**About this exercise**
Among these entries, how many lines have the string "name" in them? Only the number is needed.

**Source records**
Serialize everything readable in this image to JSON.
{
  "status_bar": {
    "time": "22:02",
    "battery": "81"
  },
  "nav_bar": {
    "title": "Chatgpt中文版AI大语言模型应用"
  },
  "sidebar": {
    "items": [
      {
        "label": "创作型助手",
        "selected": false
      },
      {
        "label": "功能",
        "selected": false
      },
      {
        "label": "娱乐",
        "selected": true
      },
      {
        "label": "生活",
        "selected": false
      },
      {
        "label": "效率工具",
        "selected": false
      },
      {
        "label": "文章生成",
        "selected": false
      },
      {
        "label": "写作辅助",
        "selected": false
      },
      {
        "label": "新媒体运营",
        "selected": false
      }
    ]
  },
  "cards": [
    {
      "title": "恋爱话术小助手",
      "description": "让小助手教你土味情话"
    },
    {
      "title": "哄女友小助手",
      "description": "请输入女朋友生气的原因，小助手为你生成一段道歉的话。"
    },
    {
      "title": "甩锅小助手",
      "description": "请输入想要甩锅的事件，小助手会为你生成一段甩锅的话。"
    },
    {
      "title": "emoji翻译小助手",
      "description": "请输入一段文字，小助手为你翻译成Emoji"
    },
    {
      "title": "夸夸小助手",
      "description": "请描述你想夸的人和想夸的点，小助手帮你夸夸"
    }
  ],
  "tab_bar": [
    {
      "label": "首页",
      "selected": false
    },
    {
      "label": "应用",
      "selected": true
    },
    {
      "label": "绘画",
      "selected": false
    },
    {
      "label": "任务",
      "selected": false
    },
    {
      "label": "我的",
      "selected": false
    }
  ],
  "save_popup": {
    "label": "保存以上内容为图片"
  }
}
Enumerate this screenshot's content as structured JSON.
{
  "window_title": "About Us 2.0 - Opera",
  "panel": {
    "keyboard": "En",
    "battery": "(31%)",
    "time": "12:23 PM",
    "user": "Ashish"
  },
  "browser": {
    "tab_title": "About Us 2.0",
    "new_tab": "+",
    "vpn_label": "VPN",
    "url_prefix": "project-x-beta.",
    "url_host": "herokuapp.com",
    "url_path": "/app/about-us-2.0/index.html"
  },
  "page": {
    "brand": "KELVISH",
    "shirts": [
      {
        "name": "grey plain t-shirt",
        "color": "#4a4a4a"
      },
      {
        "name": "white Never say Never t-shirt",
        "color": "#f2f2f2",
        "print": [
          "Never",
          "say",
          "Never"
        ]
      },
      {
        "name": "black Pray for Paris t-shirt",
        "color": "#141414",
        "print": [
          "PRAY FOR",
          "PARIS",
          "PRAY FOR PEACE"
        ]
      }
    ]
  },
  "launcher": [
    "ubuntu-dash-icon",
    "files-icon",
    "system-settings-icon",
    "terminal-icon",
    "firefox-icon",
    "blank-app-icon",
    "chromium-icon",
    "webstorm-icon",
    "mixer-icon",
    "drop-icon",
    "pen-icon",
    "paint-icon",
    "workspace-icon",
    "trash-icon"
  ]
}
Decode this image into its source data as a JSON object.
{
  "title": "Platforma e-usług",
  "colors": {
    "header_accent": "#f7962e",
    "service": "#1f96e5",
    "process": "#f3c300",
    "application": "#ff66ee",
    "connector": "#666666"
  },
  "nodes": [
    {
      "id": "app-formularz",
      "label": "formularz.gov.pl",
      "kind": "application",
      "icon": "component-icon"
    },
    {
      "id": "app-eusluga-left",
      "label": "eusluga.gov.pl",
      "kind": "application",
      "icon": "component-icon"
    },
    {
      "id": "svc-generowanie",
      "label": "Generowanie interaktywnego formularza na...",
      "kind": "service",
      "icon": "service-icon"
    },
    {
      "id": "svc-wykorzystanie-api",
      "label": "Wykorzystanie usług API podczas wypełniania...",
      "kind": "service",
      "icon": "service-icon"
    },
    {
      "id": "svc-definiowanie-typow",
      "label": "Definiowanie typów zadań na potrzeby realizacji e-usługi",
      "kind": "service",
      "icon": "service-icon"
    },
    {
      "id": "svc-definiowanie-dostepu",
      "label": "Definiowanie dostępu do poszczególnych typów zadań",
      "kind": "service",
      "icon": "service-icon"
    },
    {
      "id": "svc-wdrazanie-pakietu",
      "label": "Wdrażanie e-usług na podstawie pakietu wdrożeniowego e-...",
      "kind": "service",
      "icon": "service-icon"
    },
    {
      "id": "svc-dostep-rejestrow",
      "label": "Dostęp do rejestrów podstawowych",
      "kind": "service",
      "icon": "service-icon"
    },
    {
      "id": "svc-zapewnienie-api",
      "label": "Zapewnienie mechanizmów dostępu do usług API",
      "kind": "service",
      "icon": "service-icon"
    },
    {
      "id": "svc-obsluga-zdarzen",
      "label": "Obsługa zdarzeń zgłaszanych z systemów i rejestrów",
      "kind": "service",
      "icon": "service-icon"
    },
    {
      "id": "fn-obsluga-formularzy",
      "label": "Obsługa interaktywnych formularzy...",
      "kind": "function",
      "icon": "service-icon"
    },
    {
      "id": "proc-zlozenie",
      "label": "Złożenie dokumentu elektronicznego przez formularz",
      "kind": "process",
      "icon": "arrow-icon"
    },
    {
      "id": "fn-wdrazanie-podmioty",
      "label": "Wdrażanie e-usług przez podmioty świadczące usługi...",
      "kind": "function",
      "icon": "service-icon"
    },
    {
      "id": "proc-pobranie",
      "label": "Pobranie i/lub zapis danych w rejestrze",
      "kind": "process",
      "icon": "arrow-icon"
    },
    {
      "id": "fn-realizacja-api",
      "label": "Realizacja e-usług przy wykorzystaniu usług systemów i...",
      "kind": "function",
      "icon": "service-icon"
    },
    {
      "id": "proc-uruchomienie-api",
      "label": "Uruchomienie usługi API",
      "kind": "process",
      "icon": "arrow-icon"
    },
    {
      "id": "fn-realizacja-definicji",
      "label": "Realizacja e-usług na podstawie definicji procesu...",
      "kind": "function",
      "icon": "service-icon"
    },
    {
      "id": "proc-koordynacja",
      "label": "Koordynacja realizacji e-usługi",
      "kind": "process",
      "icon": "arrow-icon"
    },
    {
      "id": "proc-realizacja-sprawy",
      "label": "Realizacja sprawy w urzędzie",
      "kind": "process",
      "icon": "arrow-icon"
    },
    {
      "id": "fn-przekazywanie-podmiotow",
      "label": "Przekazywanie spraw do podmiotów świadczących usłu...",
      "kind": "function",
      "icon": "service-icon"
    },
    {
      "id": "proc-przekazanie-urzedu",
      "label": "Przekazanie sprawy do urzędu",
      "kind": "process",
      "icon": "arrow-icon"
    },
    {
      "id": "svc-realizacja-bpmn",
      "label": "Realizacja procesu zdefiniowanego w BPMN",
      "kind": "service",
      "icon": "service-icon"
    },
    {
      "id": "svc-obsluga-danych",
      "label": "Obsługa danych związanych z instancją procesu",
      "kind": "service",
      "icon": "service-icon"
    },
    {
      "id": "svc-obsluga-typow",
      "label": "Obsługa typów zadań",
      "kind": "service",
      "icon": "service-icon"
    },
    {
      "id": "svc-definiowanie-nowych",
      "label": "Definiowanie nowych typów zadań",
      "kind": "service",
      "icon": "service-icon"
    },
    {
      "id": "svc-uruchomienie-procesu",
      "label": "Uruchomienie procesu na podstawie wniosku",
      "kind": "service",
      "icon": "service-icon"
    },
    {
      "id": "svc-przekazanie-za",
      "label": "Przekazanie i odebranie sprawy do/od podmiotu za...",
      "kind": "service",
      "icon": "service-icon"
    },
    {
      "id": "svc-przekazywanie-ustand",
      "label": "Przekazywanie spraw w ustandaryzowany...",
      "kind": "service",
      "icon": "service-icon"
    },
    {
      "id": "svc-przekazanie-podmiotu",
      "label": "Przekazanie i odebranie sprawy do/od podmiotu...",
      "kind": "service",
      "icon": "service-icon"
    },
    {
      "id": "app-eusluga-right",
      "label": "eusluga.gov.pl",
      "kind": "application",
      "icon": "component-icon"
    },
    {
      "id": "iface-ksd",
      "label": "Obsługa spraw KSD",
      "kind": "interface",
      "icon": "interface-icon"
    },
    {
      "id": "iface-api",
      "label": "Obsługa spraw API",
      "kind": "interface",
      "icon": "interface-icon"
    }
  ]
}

**Exercise solution**
3